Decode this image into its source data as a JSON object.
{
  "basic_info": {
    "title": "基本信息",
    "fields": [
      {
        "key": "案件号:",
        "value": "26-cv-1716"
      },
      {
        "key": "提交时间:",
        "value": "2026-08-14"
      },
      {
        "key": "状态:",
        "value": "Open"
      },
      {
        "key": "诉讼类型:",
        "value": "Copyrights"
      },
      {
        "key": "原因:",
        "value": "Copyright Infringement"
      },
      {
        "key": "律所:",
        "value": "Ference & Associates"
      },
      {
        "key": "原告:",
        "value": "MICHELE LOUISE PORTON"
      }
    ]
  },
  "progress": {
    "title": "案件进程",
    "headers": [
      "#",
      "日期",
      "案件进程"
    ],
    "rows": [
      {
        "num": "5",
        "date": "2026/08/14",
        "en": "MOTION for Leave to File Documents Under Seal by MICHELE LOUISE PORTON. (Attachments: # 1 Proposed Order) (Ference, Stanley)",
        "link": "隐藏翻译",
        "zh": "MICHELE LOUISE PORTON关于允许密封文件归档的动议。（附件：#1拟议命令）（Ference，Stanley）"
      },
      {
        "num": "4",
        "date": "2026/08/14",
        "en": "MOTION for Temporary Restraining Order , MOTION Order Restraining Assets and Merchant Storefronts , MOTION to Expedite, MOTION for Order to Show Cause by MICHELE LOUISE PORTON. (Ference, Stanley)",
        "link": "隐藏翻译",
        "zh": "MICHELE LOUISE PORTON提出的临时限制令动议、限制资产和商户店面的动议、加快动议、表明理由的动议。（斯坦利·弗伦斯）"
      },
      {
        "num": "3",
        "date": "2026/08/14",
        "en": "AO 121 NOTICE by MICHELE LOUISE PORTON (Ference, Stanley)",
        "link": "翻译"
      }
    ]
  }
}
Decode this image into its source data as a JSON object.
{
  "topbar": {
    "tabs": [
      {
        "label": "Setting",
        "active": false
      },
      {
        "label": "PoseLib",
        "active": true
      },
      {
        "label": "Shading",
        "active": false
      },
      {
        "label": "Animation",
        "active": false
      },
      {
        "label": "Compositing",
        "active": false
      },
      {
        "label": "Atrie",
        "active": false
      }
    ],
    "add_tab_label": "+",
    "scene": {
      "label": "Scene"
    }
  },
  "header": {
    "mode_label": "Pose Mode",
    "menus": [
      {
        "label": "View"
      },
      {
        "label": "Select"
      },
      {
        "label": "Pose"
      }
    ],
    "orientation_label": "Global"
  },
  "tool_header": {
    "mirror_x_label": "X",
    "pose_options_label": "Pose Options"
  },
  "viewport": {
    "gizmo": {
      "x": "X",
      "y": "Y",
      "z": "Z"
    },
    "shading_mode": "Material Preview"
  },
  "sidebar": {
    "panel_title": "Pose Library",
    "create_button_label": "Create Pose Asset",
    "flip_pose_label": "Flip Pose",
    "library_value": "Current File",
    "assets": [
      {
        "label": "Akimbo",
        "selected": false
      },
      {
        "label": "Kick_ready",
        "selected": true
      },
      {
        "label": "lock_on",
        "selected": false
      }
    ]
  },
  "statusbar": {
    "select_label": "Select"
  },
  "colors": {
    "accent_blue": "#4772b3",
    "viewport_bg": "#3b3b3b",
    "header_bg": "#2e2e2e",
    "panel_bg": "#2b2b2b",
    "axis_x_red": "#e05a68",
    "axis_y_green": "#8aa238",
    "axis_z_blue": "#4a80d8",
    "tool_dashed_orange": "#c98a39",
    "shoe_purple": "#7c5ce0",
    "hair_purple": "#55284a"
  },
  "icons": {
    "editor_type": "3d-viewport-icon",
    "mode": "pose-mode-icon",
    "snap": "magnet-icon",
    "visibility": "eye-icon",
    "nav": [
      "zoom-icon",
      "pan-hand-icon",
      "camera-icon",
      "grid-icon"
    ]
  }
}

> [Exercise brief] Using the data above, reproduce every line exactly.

> [Output below]
Decode this image into its source data as a JSON object.
{
  "basic_info": {
    "title": "基本信息",
    "fields": [
      {
        "key": "案件号:",
        "value": "26-cv-1716"
      },
      {
        "key": "提交时间:",
        "value": "2026-08-14"
      },
      {
        "key": "状态:",
        "value": "Open"
      },
      {
        "key": "诉讼类型:",
        "value": "Copyrights"
      },
      {
        "key": "原因:",
        "value": "Copyright Infringement"
      },
      {
        "key": "律所:",
        "value": "Ference & Associates"
      },
      {
        "key": "原告:",
        "value": "MICHELE LOUISE PORTON"
      }
    ]
  },
  "progress": {
    "title": "案件进程",
    "headers": [
      "#",
      "日期",
      "案件进程"
    ],
    "rows": [
      {
        "num": "5",
        "date": "2026/08/14",
        "en": "MOTION for Leave to File Documents Under Seal by MICHELE LOUISE PORTON. (Attachments: # 1 Proposed Order) (Ference, Stanley)",
        "link": "隐藏翻译",
        "zh": "MICHELE LOUISE PORTON关于允许密封文件归档的动议。（附件：#1拟议命令）（Ference，Stanley）"
      },
      {
        "num": "4",
        "date": "2026/08/14",
        "en": "MOTION for Temporary Restraining Order , MOTION Order Restraining Assets and Merchant Storefronts , MOTION to Expedite, MOTION for Order to Show Cause by MICHELE LOUISE PORTON. (Ference, Stanley)",
        "link": "隐藏翻译",
        "zh": "MICHELE LOUISE PORTON提出的临时限制令动议、限制资产和商户店面的动议、加快动议、表明理由的动议。（斯坦利·弗伦斯）"
      },
      {
        "num": "3",
        "date": "2026/08/14",
        "en": "AO 121 NOTICE by MICHELE LOUISE PORTON (Ference, Stanley)",
        "link": "翻译"
      }
    ]
  }
}
Decode this image into its source data as a JSON object.
{
  "topbar": {
    "tabs": [
      {
        "label": "Setting",
        "active": false
      },
      {
        "label": "PoseLib",
        "active": true
      },
      {
        "label": "Shading",
        "active": false
      },
      {
        "label": "Animation",
        "active": false
      },
      {
        "label": "Compositing",
        "active": false
      },
      {
        "label": "Atrie",
        "active": false
      }
    ],
    "add_tab_label": "+",
    "scene": {
      "label": "Scene"
    }
  },
  "header": {
    "mode_label": "Pose Mode",
    "menus": [
      {
        "label": "View"
      },
      {
        "label": "Select"
      },
      {
        "label": "Pose"
      }
    ],
    "orientation_label": "Global"
  },
  "tool_header": {
    "mirror_x_label": "X",
    "pose_options_label": "Pose Options"
  },
  "viewport": {
    "gizmo": {
      "x": "X",
      "y": "Y",
      "z": "Z"
    },
    "shading_mode": "Material Preview"
  },
  "sidebar": {
    "panel_title": "Pose Library",
    "create_button_label": "Create Pose Asset",
    "flip_pose_label": "Flip Pose",
    "library_value": "Current File",
    "assets": [
      {
        "label": "Akimbo",
        "selected": false
      },
      {
        "label": "Kick_ready",
        "selected": true
      },
      {
        "label": "lock_on",
        "selected": false
      }
    ]
  },
  "statusbar": {
    "select_label": "Select"
  },
  "colors": {
    "accent_blue": "#4772b3",
    "viewport_bg": "#3b3b3b",
    "header_bg": "#2e2e2e",
    "panel_bg": "#2b2b2b",
    "axis_x_red": "#e05a68",
    "axis_y_green": "#8aa238",
    "axis_z_blue": "#4a80d8",
    "tool_dashed_orange": "#c98a39",
    "shoe_purple": "#7c5ce0",
    "hair_purple": "#55284a"
  },
  "icons": {
    "editor_type": "3d-viewport-icon",
    "mode": "pose-mode-icon",
    "snap": "magnet-icon",
    "visibility": "eye-icon",
    "nav": [
      "zoom-icon",
      "pan-hand-icon",
      "camera-icon",
      "grid-icon"
    ]
  }
}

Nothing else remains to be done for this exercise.